2) Anti-Semitism was an offense against God, because it has caused “these children of Yours to suffer.”

3) Christians still need forgiveness for the suffering that has been brought to the Jewish people.

John XXIII and John Paul II were canonized in the presence of two other popes, Benedict XVI and Francis. On May 28, 2006, Benedict made a pilgrimage to Birkenau, the mass killing center of the Death Camp Auschwitz. Like Pope John Paul II, Pope Benedict XVI paused in front of the Hebrew inscription to the Jews murdered in Birkenau. He spoke these words:

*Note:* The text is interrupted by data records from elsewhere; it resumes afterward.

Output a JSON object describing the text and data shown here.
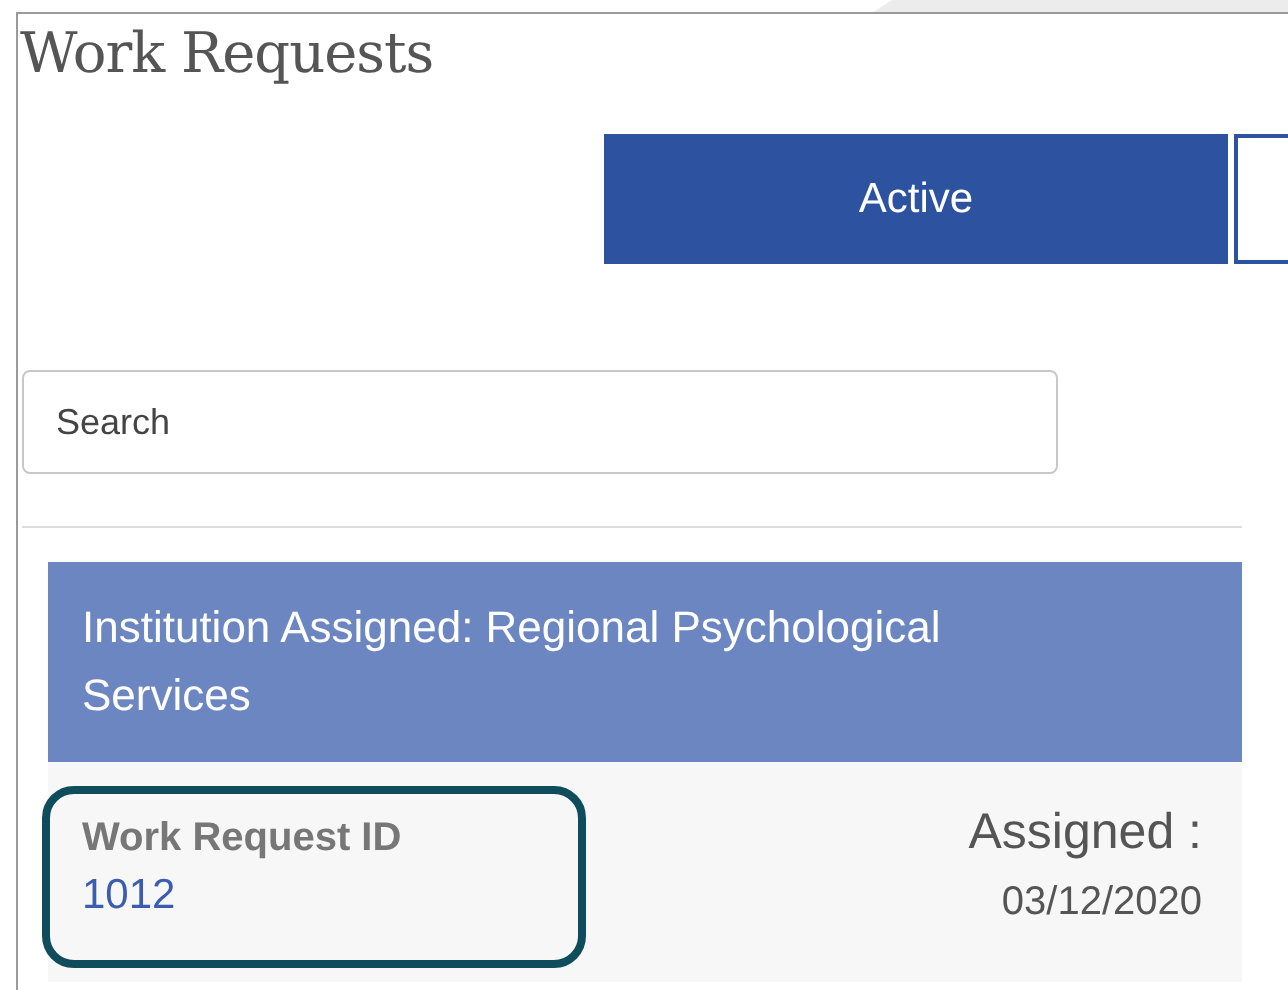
{
  "title": "Work Requests",
  "tabs": [
    {
      "label": "Active",
      "selected": true
    }
  ],
  "search": {
    "placeholder": "Search"
  },
  "group": {
    "header": "Institution Assigned: Regional Psychological Services",
    "items": [
      {
        "id_label": "Work Request ID",
        "id": "1012",
        "assigned_label": "Assigned :",
        "assigned_date": "03/12/2020",
        "highlighted": true
      }
    ]
  }
}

“There is one (inscription) in Hebrew. The rulers of the Third Reich wanted to crush the entire Jewish people, to cancel it from the register of the peoples of the earth. Thus the words of the Psalm: ‘We are being killed, accounted as sheep for the slaughter’ were fulfilled in a terrifying way… Those vicious criminals, by wiping out this people, wanted to kill the God who called Abraham, who spoke on Sinai and laid down principles to serve as a guide for mankind, principles that are eternally valid. If this people, by its very existence, was a witness to the God who spoke to humanity and took us to himself, then that God finally had to die… By destroying Israel, by the Shoah, they ultimately wanted to tear up the taproot of the Christian faith.”

In this statement Pope Benedict XVI declared that the genocide of the Jewish people was unique. It was a deicide. It was an attempt by the German Nazis to murder not just the Jewish people, but God himself. As Benedict said, “Those vicious criminals…wanted to kill God who called Abraham,” the father of the Jewish people, and God “who spoke on Sinai” to the Jewish people. He affirmed that God dwells in Israel’s midst, as it is written in Scripture, “And they shall know that I the Lord am their God, who brought them out from the land of Egypt that I might dwell in their midst… (Ex 29:46). To annihilate Israel is to murder God who is in their midst and abides with them.” Thus, we the Jewish people celebrate with Catholics worldwide the canonization of two popes, our friends, in the presence of two popes, our friends as well.